Requirement: Which lines below hold the word "screenshot"? Report each one.

Element data from apps and pages:

# # # # #

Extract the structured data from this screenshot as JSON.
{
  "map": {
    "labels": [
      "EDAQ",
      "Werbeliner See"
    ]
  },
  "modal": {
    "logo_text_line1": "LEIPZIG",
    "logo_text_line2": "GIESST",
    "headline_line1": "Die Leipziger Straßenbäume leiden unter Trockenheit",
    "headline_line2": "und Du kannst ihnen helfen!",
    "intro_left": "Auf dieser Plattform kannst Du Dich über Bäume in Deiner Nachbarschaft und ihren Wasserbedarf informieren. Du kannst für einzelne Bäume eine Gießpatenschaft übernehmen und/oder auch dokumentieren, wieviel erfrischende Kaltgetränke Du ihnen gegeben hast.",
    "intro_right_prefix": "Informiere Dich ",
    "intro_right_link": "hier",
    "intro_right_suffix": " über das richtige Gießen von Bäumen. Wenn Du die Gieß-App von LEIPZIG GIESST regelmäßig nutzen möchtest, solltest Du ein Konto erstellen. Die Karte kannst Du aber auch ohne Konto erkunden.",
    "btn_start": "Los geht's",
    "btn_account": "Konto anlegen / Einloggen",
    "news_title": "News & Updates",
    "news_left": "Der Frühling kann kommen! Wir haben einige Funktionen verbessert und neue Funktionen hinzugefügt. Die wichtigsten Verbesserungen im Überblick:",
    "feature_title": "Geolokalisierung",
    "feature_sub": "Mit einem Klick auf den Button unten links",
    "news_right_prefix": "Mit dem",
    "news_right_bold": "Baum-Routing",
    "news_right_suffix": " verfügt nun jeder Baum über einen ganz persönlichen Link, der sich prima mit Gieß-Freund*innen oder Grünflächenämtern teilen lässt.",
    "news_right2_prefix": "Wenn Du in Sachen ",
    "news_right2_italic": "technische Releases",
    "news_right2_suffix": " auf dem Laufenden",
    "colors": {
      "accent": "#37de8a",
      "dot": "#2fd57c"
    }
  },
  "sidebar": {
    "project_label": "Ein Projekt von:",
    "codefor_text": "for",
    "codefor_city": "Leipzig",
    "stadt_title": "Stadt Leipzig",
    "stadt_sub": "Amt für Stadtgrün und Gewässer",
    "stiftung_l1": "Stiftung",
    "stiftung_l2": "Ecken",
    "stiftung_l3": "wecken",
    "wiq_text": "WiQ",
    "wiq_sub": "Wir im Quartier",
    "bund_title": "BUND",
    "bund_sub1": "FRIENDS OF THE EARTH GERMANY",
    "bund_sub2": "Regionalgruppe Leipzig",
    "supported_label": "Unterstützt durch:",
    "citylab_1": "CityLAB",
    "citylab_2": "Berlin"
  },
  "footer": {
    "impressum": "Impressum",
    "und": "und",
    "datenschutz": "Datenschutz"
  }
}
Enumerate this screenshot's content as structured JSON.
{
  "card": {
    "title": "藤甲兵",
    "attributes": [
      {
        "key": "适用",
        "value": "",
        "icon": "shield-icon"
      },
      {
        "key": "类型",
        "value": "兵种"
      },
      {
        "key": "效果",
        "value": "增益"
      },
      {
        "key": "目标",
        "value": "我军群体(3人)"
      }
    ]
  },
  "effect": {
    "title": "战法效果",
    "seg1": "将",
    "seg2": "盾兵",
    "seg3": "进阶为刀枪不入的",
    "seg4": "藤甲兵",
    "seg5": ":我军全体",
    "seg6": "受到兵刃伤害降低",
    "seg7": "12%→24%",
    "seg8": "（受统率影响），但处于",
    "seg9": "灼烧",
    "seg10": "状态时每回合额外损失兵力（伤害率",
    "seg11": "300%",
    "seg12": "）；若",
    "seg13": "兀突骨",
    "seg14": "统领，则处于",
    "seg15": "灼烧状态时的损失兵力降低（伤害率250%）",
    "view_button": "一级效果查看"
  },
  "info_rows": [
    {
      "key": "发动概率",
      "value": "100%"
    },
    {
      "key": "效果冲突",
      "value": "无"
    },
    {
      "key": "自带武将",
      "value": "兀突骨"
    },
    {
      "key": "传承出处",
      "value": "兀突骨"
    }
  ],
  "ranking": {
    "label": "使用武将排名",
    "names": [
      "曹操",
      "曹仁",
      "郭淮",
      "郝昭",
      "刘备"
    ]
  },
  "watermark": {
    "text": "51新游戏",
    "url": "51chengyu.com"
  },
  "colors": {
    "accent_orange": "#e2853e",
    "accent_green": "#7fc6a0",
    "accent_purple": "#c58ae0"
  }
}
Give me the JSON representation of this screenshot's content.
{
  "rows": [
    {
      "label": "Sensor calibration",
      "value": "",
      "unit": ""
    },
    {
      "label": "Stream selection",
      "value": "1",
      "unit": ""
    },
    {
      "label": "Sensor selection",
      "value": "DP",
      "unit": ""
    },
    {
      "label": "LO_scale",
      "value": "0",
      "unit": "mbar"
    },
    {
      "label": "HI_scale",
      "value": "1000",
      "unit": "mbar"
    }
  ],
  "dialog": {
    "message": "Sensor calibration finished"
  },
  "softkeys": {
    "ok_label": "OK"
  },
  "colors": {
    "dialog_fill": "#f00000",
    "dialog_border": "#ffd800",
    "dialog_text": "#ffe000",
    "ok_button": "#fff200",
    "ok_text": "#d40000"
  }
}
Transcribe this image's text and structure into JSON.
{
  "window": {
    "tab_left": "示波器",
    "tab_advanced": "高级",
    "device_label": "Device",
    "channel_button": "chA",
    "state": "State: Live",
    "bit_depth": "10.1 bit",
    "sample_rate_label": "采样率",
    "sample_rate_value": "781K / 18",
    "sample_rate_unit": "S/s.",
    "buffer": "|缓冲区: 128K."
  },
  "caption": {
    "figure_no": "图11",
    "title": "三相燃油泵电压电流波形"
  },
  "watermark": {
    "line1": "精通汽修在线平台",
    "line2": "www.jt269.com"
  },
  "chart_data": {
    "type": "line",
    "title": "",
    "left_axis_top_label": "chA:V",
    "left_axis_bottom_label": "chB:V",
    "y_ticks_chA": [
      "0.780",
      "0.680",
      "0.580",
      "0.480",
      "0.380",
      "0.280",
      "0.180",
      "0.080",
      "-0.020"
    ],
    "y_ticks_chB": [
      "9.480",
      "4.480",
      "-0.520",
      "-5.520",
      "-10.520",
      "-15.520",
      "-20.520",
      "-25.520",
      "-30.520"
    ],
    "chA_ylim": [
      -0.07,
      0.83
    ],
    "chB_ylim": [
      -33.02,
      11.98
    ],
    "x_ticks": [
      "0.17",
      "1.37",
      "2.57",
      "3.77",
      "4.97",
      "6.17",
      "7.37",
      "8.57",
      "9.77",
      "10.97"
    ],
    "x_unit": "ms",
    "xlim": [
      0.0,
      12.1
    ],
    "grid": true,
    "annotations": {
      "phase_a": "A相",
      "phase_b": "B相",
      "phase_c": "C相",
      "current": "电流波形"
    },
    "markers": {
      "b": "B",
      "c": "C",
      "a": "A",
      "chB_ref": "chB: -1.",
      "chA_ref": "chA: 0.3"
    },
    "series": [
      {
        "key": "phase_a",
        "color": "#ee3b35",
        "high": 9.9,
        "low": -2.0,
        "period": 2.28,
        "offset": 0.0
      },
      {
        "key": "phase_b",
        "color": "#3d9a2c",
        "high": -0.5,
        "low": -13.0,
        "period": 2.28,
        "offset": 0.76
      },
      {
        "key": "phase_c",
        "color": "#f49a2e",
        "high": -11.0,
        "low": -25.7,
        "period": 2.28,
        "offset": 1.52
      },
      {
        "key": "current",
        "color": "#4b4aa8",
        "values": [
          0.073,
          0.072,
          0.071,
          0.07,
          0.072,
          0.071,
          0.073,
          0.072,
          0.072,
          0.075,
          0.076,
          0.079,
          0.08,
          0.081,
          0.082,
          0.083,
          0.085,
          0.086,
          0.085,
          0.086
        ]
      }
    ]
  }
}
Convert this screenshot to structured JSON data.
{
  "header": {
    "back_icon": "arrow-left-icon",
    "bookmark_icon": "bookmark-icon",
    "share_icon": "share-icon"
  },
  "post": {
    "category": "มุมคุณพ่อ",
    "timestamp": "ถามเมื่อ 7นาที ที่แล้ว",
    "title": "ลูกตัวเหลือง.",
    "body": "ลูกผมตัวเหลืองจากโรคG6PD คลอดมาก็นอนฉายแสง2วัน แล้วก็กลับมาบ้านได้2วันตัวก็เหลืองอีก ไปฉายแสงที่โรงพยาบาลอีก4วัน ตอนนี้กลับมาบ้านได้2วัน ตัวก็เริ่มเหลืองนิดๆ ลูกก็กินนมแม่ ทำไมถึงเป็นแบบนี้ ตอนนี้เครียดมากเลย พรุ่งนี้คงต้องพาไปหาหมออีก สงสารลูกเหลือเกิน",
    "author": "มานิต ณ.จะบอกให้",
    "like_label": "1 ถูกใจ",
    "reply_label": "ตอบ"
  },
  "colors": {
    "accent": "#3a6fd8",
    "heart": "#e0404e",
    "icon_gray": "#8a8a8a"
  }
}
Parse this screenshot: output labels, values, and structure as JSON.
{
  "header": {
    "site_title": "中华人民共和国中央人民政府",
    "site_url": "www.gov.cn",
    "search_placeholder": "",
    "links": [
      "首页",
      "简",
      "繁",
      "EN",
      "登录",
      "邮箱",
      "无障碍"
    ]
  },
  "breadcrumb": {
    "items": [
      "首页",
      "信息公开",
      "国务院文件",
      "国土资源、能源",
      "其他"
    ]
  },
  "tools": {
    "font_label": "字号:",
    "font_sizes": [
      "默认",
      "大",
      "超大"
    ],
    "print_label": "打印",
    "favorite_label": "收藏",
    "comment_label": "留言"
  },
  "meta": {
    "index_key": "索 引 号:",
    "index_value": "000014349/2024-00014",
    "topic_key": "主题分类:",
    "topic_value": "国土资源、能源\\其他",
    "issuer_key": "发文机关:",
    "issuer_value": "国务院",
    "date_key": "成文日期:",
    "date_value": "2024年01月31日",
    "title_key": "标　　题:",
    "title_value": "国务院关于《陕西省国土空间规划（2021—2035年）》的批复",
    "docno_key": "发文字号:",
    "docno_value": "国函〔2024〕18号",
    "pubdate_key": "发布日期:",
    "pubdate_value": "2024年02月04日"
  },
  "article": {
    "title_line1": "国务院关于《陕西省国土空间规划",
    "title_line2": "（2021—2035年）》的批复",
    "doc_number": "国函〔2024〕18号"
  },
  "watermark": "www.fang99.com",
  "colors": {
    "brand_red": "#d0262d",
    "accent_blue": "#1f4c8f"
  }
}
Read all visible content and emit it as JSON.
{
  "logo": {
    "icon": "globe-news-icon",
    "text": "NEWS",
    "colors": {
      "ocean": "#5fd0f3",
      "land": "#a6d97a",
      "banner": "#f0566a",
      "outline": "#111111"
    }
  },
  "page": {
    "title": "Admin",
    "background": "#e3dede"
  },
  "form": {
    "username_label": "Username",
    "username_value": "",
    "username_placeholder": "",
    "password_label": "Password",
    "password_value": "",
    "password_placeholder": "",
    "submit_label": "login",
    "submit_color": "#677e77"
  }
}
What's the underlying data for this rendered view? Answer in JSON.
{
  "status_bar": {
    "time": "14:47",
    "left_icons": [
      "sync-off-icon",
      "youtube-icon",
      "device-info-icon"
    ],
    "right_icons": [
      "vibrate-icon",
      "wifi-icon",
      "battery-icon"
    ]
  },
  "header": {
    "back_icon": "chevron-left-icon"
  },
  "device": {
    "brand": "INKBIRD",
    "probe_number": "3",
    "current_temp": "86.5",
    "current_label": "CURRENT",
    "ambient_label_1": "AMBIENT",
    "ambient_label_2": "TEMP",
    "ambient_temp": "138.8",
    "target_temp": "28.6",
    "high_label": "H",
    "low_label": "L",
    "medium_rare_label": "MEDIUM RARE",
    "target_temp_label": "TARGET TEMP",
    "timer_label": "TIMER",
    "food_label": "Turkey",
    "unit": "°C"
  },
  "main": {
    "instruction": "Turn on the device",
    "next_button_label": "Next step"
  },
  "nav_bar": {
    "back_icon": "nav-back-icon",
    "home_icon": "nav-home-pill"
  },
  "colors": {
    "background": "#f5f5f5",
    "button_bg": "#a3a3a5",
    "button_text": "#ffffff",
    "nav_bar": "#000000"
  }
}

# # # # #

Answer to this problem:
Extract the structured data from this screenshot as JSON.
Enumerate this screenshot's content as structured JSON.
Give me the JSON representation of this screenshot's content.
Convert this screenshot to structured JSON data.
Parse this screenshot: output labels, values, and structure as JSON.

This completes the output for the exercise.